President Obama has awkwardly extracted — or is in the process of extracting — America from places where our interests have waned in Iraq or Afghanistan. The administration grasps the world is more tightly knit, interdependent, and digitally connected. The president is mindful of how this changes our nation’s and our competitors’ economic and military power. Added to this is the reality that we face deficits and an aging population, a critical factor affecting American power. In addition, modern defense may be less about deployment, kinetics, or attrition. Leverage comes from stealth, precision and disruption of digital infrastructure … more shock, less awe. And finally, defending the Straits of Hormuz, Malacca, or Formosa may no longer represent the kind of vital interests they once did when America was fighting the Cold War with a strategy to contain Communism by defending allies while we gradually imported increasing amounts of Middle Eastern oil.
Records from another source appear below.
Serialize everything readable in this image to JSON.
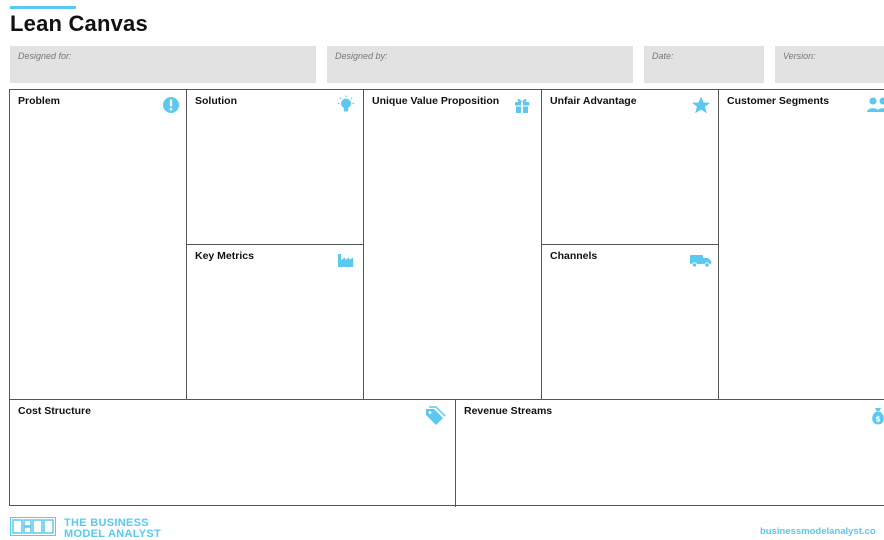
{
  "header": {
    "title": "Lean Canvas"
  },
  "meta": {
    "designed_for_label": "Designed for:",
    "designed_by_label": "Designed by:",
    "date_label": "Date:",
    "version_label": "Version:"
  },
  "blocks": {
    "problem": "Problem",
    "solution": "Solution",
    "unique_value_proposition": "Unique Value Proposition",
    "unfair_advantage": "Unfair Advantage",
    "customer_segments": "Customer Segments",
    "key_metrics": "Key Metrics",
    "channels": "Channels",
    "cost_structure": "Cost Structure",
    "revenue_streams": "Revenue Streams"
  },
  "footer": {
    "brand_line1": "THE BUSINESS",
    "brand_line2": "MODEL ANALYST",
    "url": "businessmodelanalyst.co"
  },
  "colors": {
    "accent": "#5bc8ef",
    "meta_fill": "#e2e2e2",
    "border": "#555555"
  },
  "icons": {
    "problem": "exclamation-icon",
    "solution": "lightbulb-icon",
    "unique_value_proposition": "gift-icon",
    "unfair_advantage": "star-icon",
    "customer_segments": "users-icon",
    "key_metrics": "factory-icon",
    "channels": "truck-icon",
    "cost_structure": "price-tag-icon",
    "revenue_streams": "money-bag-icon"
  }
}
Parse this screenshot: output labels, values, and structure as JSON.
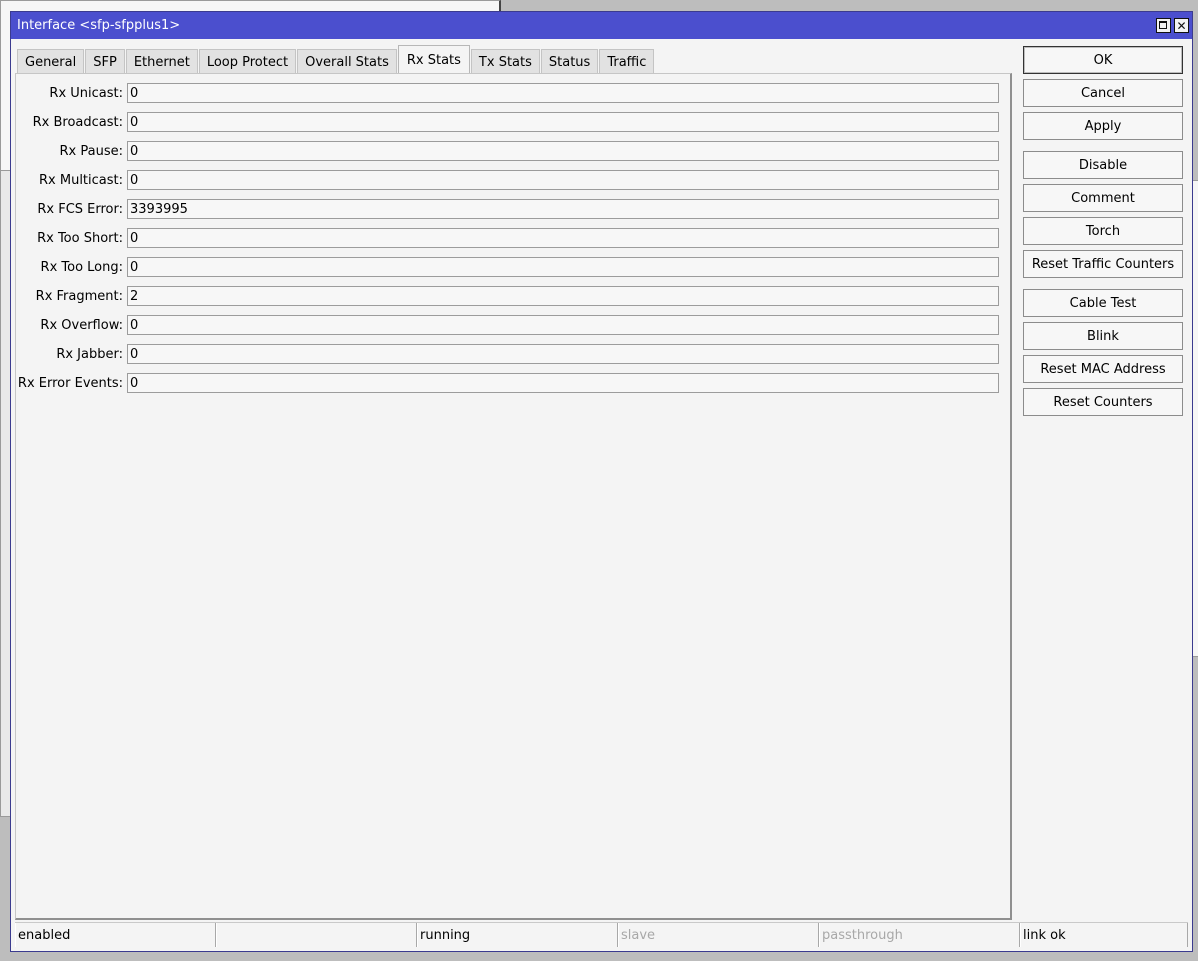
{
  "window": {
    "title": "Interface <sfp-sfpplus1>"
  },
  "tabs": [
    {
      "label": "General"
    },
    {
      "label": "SFP"
    },
    {
      "label": "Ethernet"
    },
    {
      "label": "Loop Protect"
    },
    {
      "label": "Overall Stats"
    },
    {
      "label": "Rx Stats",
      "active": true
    },
    {
      "label": "Tx Stats"
    },
    {
      "label": "Status"
    },
    {
      "label": "Traffic"
    }
  ],
  "fields": [
    {
      "label": "Rx Unicast:",
      "value": "0"
    },
    {
      "label": "Rx Broadcast:",
      "value": "0"
    },
    {
      "label": "Rx Pause:",
      "value": "0"
    },
    {
      "label": "Rx Multicast:",
      "value": "0"
    },
    {
      "label": "Rx FCS Error:",
      "value": "3393995"
    },
    {
      "label": "Rx Too Short:",
      "value": "0"
    },
    {
      "label": "Rx Too Long:",
      "value": "0"
    },
    {
      "label": "Rx Fragment:",
      "value": "2"
    },
    {
      "label": "Rx Overflow:",
      "value": "0"
    },
    {
      "label": "Rx Jabber:",
      "value": "0"
    },
    {
      "label": "Rx Error Events:",
      "value": "0"
    }
  ],
  "buttons": [
    {
      "label": "OK"
    },
    {
      "label": "Cancel"
    },
    {
      "label": "Apply"
    },
    {
      "label": "Disable"
    },
    {
      "label": "Comment"
    },
    {
      "label": "Torch"
    },
    {
      "label": "Reset Traffic Counters"
    },
    {
      "label": "Cable Test"
    },
    {
      "label": "Blink"
    },
    {
      "label": "Reset MAC Address"
    },
    {
      "label": "Reset Counters"
    }
  ],
  "status": [
    {
      "text": "enabled"
    },
    {
      "text": ""
    },
    {
      "text": "running"
    },
    {
      "text": "slave",
      "dim": true
    },
    {
      "text": "passthrough",
      "dim": true
    },
    {
      "text": "link ok"
    }
  ],
  "colors": {
    "titlebar": "#4b4fce",
    "window_bg": "#f4f4f4",
    "dim_text": "#a8a8a8"
  }
}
A foreign policy based upon realism, geopolitical balance and conserving the nation’s resources while building up economic strength may be just what conservatives in mid-19th century Britain or America would recognize as essential to protect a nation’s sovereignty and place its interests first. For these reasons, it could be argued the Obama foreign policy avoids the “quixotic action – inimical to the welfare of the nation,” the “mischief” which arises from “mere inadvertence,” as all good conservative foreign policy should. It acknowledges power to be precious, ephemeral, and to be used sparingly. Following a template that many conservatives might recognize, it seems the President has noted the changes to the diplomatic, economic and military power that have taken shape since the end of the Cold War and 9/11. In response he has recalibrated the nation’s foreign policy to focus on what is emerging as the future vital national interests. We can disagree, but it might be hard to say a conservative foreign policy would not seek the same broad purpose.
Image Credit: By White House (Photo by Chuck Kennedy) [Public domain], via Wikimedia CommonsPublished in